Help me understand the meaning of Your precepts so that I can meditate on Your wonders…. Teach me, Lord, the meaning of Your statutes, and I will always keep them. Help me understand Your instruction and I will obey it and follow it with all my heart.   – Psalm 119:27, 33-34.

4. Ask a pastor or church leader/teacher whom you trust. Most pastors, Bible-study leaders, and biblical teachers are delighted to explain to you the deep truth of God’s revealed Word. Good ones will first make sure you have gone through suggestions 1,2, and 3 first… and then if you still need clarification, they consider it an honor to lead you into a deeper understanding of biblical truth. Be careful, however, that you never place too much emphasis on other people’s interpretation of scripture. There is only one interpretation that is correct, and that is God’s interpretation… after all, He’s the One who wrote it. Pastors and church leaders can get it wrong too. So test what they tell you against scripture, and don’t stop praying that the Lord will give you understanding.

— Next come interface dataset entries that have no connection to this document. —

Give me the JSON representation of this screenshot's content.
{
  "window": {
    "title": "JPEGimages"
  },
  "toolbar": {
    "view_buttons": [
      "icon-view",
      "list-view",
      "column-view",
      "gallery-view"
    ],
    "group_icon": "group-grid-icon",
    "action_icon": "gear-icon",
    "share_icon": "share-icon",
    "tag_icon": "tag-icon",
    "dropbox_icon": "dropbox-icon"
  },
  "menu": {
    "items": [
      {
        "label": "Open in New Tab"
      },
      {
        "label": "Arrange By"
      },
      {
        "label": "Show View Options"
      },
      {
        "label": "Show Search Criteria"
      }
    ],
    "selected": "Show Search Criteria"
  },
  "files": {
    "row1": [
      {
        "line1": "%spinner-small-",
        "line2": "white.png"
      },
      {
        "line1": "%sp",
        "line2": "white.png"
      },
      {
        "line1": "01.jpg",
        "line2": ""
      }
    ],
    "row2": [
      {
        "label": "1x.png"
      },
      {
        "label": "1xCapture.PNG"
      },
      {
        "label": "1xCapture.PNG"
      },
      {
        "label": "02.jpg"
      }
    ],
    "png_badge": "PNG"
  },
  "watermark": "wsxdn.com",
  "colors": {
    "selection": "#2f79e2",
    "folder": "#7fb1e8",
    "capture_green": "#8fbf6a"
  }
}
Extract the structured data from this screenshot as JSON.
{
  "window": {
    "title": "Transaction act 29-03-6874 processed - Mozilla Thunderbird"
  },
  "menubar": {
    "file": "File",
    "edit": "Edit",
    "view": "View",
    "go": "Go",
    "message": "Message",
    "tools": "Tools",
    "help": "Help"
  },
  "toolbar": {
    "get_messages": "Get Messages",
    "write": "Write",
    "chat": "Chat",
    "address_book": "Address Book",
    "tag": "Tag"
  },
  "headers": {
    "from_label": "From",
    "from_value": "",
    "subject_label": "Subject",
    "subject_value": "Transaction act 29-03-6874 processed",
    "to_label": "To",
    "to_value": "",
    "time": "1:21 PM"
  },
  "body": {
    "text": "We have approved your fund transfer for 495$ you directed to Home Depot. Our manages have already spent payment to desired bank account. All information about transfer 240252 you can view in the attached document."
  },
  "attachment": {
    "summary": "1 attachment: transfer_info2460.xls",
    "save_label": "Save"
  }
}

5. Don’t get hung up on anything. There are some passages of scripture that you will struggle with for quite some time… praying, studying, and seeking help… but the answer still will not come. Don’t let that shake your faith. As you continue to grow in the knowledge of God’s Word, things that once stumped you will come to light. Other scripture you come across later may even give you the interpretation you were seeking. Seemingly contradictory passages are often worked out over time through further study, rethinking of possibilities, or even a sudden divine revelation from the Holy Spirit. Don’t get so hung up on one passage that it shakes your faith and hinders you from continuing to grow in God’s Word.

I pray this is helpful to you. Please don’t misunderstand my intentions. The desire to read through the Bible in its entirety is an honorable one. But let’s not get so focused on human accomplishment or obsessive, habitual repetition that we loose sight of the main goal in scripture reading… understanding God’s truth. He has revealed Himself through scripture. Read to understand.

 
Grace and Peace,

Tony